British Prime Minister Boris Johnson has said said it would not be right to remove the statue of Oliver Cromwell despite the fact he “killed so many thousands of people in Ireland”.
Johnson also condemned pressure for the removal of the Winston Churchill statue in London, saying it is “absurd and deplorable” to suggest the statue of the genocidal former British Prime Minister should be removed.
Despite the global protests against racism, imperialism and colonialism which have now reached every continent, Johnson said in a Facebook post that Britons should not be “sucked into the never-ending debate” about which statues are “politically correct”.
Referencing Oliver Cromwell, the infamous British colonial despot who oppressed Irish Catholics and directed atrocities against them, and whose statue still stands outside the Westminster parliament, he wrote: “Where will it end?

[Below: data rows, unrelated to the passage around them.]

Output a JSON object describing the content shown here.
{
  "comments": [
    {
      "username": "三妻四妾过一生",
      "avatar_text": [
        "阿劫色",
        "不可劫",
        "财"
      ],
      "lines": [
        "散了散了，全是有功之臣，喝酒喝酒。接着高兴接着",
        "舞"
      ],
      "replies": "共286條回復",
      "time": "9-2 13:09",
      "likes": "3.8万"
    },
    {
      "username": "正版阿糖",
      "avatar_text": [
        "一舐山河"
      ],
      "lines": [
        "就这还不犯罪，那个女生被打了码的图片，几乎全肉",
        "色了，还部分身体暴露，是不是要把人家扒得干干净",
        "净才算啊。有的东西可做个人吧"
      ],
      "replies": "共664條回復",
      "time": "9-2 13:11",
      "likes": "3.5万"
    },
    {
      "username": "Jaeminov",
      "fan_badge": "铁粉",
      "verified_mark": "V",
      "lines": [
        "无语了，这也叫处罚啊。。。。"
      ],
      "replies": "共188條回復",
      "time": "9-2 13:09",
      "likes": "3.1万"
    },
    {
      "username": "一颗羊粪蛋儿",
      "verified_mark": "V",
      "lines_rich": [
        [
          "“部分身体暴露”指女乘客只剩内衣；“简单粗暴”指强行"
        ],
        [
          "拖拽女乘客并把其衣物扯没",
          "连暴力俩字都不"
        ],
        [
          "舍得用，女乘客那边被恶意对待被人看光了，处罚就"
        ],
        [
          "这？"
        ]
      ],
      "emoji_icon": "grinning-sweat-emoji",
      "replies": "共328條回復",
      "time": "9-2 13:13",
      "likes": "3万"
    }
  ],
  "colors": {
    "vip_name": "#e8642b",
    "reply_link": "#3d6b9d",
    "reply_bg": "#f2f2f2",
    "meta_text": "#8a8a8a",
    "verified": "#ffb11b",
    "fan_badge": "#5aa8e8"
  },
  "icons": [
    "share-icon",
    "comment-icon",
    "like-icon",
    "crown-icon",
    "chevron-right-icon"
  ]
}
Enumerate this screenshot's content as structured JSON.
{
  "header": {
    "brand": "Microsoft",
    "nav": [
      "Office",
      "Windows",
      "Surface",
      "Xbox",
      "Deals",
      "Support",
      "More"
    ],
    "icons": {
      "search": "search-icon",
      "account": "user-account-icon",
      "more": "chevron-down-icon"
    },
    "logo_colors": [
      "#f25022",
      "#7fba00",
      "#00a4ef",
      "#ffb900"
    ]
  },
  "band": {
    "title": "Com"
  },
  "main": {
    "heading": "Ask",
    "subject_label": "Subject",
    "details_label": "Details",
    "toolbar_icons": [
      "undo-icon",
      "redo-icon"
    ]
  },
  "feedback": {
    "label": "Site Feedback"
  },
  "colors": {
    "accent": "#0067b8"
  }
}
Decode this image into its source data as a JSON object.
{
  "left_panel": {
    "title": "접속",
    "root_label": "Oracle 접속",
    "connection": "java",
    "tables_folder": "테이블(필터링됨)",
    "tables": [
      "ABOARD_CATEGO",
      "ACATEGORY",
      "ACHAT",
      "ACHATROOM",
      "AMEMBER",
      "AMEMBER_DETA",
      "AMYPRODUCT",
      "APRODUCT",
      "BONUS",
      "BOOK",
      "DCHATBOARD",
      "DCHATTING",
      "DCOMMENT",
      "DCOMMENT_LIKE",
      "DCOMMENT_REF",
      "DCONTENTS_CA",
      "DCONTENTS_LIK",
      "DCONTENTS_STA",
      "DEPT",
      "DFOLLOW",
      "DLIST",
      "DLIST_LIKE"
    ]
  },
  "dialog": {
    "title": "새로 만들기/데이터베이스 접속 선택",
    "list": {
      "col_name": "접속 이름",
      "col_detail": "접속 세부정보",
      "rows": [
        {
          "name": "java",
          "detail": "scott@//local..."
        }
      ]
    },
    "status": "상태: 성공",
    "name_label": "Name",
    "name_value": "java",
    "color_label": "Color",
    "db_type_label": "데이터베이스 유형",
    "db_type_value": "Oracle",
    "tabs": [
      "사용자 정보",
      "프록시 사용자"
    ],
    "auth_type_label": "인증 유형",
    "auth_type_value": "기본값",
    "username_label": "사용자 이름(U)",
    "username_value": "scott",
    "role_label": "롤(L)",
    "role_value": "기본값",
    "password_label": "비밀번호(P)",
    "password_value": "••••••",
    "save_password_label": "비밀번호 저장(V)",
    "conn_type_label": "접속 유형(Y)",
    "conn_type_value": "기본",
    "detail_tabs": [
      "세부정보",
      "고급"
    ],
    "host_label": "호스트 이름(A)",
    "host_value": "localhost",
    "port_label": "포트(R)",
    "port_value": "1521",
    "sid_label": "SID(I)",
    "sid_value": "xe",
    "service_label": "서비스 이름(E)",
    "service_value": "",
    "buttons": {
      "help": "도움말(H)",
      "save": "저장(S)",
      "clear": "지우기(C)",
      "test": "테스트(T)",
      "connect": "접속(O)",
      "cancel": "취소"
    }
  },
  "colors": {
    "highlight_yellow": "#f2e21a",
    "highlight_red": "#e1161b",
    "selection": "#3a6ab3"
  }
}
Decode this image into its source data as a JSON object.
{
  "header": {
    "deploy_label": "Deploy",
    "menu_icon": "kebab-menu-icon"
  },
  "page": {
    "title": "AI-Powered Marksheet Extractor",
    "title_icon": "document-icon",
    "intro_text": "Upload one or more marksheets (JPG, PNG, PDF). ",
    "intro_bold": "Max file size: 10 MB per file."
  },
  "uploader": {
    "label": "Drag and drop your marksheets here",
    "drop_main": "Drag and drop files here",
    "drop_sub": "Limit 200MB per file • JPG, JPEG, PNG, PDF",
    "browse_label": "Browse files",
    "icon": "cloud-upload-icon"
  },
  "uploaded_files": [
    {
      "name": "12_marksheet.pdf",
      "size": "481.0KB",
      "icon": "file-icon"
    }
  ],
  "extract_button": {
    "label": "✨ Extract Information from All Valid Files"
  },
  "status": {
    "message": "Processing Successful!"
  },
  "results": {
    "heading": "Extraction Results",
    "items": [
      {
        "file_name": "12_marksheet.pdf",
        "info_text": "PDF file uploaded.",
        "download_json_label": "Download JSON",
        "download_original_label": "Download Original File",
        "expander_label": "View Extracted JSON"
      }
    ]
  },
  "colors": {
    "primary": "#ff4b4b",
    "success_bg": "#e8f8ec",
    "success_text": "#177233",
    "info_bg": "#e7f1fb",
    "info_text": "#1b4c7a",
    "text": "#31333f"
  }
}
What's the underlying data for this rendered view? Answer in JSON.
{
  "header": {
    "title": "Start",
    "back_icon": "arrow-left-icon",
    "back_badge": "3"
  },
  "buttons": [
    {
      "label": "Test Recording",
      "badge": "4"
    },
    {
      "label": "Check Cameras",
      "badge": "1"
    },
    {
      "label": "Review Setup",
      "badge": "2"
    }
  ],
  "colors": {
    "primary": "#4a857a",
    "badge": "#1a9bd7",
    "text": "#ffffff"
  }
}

Are we supposed to haul down Cromwell who killed so many thousands of people in Ireland?”
Defending Churchill, whose actions led up to 3 million people losing their lives in India and who described Indians “a beastly people with a beastly religion”, Johnson praised him as a hero and said he had “changed with the times”.
More controversially, he indicated support for fascists who rioted in London last weekend in defence of the statue, stating: “I expect I am not alone in saying that I will resist with every breath in my body any attempt to remove that statue from Parliament Square.”
Mr Johnson’s article comes following a wave of calls and protests for statues celebrating slave traders to be removed as part of the anti-racism demonstrations taking part across the world.
In Bristol, demonstrators motivated by the campaign tore down a statue of slave trader Edward Colston after years of campaigning to have it removed. A college in Oxford has also announced that it will take down a statue of notorious 19th century British colonist and racist Cecil Rhodes.
Johnson’s article wasn’t the only one to make a link to anti-Irish sentiment in Britain. Unionist racists who rioted in Glasgow city centre last weekend were heard to shout “Fenian Bas*****” as they clashed with Scottish police.
Meanwhile, Fine Gael leader Leo Varadkar has said that there are some statues in Ireland that “we need to talk about”, namely one of Seán Russell in Dublin’s Fairview Park.
Russell, a republican who fought in the Easter Rising, died aboard a German U-boat in August 1940 after holding discussions on a plan to liberate the island of Ireland from British rule.
Mr Russell’s extensive legacy is defended by republicans, who noted that discussion around the Russell statue only came after pressure on Fine Gael to sack a party councillor after he expressed his “love” for a picture of Fine Gael’s ‘Blueshirt’ predecessors performing a Nazi salute.
Republican Sinn Féin described the Taoiseach’s call as “a display of historical illiteracy”.
“This should be seen for what it is, another opportunity to put the boot into Irish Republicanism and to deflect from the very real fascist history of his own Fine Gael party.”